CBRE Hires Top Boston Life Sciences Broker From JLL
CBRE is bolstering its life sciences team in the sector's largest market with a hire from a competing brokerage firm.
The firm brought on Don Domoretsky, who previously served as a senior managing director at JLL, to work as an executive vice president in its Life Sciences Consulting Group in Greater Boston, CBRE announced Wednesday.
Domoretsky worked with JLL for more than 13 years, according to his LinkedIn profile, and before that he worked at developer Bulfinch Cos. He has brokered more than 8M SF in life sciences deals over his career, according to the release.
His clients have included occupiers such as Arrakis Therapeutics, Synlogic Therapeutics and Celgene, and he has represented landlords such as King Street Properties, Related Cos. and Alexandria Real Estate Equities.

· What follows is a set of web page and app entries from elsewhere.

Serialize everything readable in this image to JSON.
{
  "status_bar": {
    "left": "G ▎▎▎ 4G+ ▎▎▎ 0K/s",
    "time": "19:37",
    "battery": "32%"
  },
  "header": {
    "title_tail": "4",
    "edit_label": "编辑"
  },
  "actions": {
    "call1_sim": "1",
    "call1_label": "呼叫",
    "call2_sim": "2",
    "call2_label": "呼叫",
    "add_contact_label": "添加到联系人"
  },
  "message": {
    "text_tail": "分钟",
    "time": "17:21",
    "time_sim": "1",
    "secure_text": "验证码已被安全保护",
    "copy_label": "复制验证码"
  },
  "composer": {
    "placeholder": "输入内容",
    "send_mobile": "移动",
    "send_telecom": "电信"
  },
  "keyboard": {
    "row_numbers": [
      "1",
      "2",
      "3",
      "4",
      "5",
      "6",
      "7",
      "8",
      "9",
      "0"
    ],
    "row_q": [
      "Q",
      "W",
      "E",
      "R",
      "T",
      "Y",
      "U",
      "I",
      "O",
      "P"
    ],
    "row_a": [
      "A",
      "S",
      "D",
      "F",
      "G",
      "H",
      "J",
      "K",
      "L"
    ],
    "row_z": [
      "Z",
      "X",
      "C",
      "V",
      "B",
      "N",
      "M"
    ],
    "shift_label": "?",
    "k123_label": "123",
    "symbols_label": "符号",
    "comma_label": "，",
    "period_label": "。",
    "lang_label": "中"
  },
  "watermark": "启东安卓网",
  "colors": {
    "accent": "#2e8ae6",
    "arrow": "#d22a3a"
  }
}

JLL awarded Domoretsky with a "Top Gun" achievement award for five consecutive years from 2017 to 2021, and he was a finalist for the Life Science Deal of the Year at the CBA Achievement Awards each of those years, according to the release.
At CBRE, he will work with John Varholak and Eric Smith to represent life sciences tenants and landlords in lease deals for lab, manufacturing and office space.
“Don brings a wealth of life sciences knowledge through his more than 20 years of industry experience spanning from leasing, transaction management, project-development and operational consulting,” CBRE Executive Managing Director Michael Affronti said in a statement.
The Boston-Cambridge area is by far the largest life sciences market in the U.S. with 45M SF of inventory at the end of last year, more than 10M SF higher than the next largest market, the San Francisco Bay Area, according to CBRE's Q4 report.
As of Dec. 31, the Boston-Cambridge market had 143 tenants actively seeking space, according to CBRE, more than double the next most active market. CBRE's report found that the Boston-Cambridge market had a 1.3% vacancy rate at year-end.
Domoretsky, speaking to Bisnow in December 2020, said the market's low vacancy has made it difficult for growing life sciences companies to find available space in the area.
"We’ve got an extremely tight market across the board, and it’s making it really challenging for the mid-stage tenants that are out there," Domoretsky said at the time.